**EXERCISE:**
The records below must be copied in full, exactly as they read.

*** Begin section ***

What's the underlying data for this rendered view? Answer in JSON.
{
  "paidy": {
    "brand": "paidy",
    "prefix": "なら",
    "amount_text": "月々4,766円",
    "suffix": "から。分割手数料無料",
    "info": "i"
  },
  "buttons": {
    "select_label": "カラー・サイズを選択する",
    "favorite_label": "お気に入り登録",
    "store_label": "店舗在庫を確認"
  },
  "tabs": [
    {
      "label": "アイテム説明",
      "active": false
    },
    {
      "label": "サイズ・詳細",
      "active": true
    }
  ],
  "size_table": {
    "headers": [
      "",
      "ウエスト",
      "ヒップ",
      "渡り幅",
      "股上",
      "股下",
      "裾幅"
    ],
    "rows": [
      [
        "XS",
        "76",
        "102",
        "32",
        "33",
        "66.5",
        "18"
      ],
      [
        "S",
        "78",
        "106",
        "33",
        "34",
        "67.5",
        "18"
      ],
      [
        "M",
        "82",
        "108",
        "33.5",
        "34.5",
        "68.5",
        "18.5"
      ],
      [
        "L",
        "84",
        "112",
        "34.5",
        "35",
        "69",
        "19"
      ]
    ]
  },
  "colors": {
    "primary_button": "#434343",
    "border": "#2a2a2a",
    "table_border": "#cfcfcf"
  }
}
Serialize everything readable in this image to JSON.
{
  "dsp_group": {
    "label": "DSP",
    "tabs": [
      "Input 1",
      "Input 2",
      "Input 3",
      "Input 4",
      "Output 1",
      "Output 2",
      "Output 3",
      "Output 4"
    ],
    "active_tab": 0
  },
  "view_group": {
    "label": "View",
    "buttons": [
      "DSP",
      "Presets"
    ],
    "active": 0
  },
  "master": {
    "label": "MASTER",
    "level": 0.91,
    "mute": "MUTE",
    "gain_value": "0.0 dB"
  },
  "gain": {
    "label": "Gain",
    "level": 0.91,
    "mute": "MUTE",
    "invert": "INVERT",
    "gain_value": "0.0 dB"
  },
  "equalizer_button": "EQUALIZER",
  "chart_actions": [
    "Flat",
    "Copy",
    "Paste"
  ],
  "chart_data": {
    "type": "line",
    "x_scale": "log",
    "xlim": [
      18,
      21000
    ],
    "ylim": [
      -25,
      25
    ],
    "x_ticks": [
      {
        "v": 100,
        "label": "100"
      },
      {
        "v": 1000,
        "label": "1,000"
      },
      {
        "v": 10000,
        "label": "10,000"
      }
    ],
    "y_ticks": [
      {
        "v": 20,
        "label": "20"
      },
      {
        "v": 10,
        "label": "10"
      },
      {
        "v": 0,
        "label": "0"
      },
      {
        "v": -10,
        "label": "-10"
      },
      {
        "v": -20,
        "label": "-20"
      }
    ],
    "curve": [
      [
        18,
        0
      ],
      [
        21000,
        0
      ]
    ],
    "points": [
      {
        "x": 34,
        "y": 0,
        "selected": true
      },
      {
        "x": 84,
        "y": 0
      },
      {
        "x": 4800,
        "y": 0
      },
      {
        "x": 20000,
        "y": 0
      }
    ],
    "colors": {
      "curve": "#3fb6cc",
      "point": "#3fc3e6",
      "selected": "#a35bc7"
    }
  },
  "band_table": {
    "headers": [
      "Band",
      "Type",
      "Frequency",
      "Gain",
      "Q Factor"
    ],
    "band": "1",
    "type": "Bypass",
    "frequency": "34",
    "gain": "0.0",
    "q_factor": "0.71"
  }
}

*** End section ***

**WRITTEN RESPONSE:**
What's the underlying data for this rendered view? Answer in JSON.
{
  "paidy": {
    "brand": "paidy",
    "prefix": "なら",
    "amount_text": "月々4,766円",
    "suffix": "から。分割手数料無料",
    "info": "i"
  },
  "buttons": {
    "select_label": "カラー・サイズを選択する",
    "favorite_label": "お気に入り登録",
    "store_label": "店舗在庫を確認"
  },
  "tabs": [
    {
      "label": "アイテム説明",
      "active": false
    },
    {
      "label": "サイズ・詳細",
      "active": true
    }
  ],
  "size_table": {
    "headers": [
      "",
      "ウエスト",
      "ヒップ",
      "渡り幅",
      "股上",
      "股下",
      "裾幅"
    ],
    "rows": [
      [
        "XS",
        "76",
        "102",
        "32",
        "33",
        "66.5",
        "18"
      ],
      [
        "S",
        "78",
        "106",
        "33",
        "34",
        "67.5",
        "18"
      ],
      [
        "M",
        "82",
        "108",
        "33.5",
        "34.5",
        "68.5",
        "18.5"
      ],
      [
        "L",
        "84",
        "112",
        "34.5",
        "35",
        "69",
        "19"
      ]
    ]
  },
  "colors": {
    "primary_button": "#434343",
    "border": "#2a2a2a",
    "table_border": "#cfcfcf"
  }
}
Serialize everything readable in this image to JSON.
{
  "dsp_group": {
    "label": "DSP",
    "tabs": [
      "Input 1",
      "Input 2",
      "Input 3",
      "Input 4",
      "Output 1",
      "Output 2",
      "Output 3",
      "Output 4"
    ],
    "active_tab": 0
  },
  "view_group": {
    "label": "View",
    "buttons": [
      "DSP",
      "Presets"
    ],
    "active": 0
  },
  "master": {
    "label": "MASTER",
    "level": 0.91,
    "mute": "MUTE",
    "gain_value": "0.0 dB"
  },
  "gain": {
    "label": "Gain",
    "level": 0.91,
    "mute": "MUTE",
    "invert": "INVERT",
    "gain_value": "0.0 dB"
  },
  "equalizer_button": "EQUALIZER",
  "chart_actions": [
    "Flat",
    "Copy",
    "Paste"
  ],
  "chart_data": {
    "type": "line",
    "x_scale": "log",
    "xlim": [
      18,
      21000
    ],
    "ylim": [
      -25,
      25
    ],
    "x_ticks": [
      {
        "v": 100,
        "label": "100"
      },
      {
        "v": 1000,
        "label": "1,000"
      },
      {
        "v": 10000,
        "label": "10,000"
      }
    ],
    "y_ticks": [
      {
        "v": 20,
        "label": "20"
      },
      {
        "v": 10,
        "label": "10"
      },
      {
        "v": 0,
        "label": "0"
      },
      {
        "v": -10,
        "label": "-10"
      },
      {
        "v": -20,
        "label": "-20"
      }
    ],
    "curve": [
      [
        18,
        0
      ],
      [
        21000,
        0
      ]
    ],
    "points": [
      {
        "x": 34,
        "y": 0,
        "selected": true
      },
      {
        "x": 84,
        "y": 0
      },
      {
        "x": 4800,
        "y": 0
      },
      {
        "x": 20000,
        "y": 0
      }
    ],
    "colors": {
      "curve": "#3fb6cc",
      "point": "#3fc3e6",
      "selected": "#a35bc7"
    }
  },
  "band_table": {
    "headers": [
      "Band",
      "Type",
      "Frequency",
      "Gain",
      "Q Factor"
    ],
    "band": "1",
    "type": "Bypass",
    "frequency": "34",
    "gain": "0.0",
    "q_factor": "0.71"
  }
}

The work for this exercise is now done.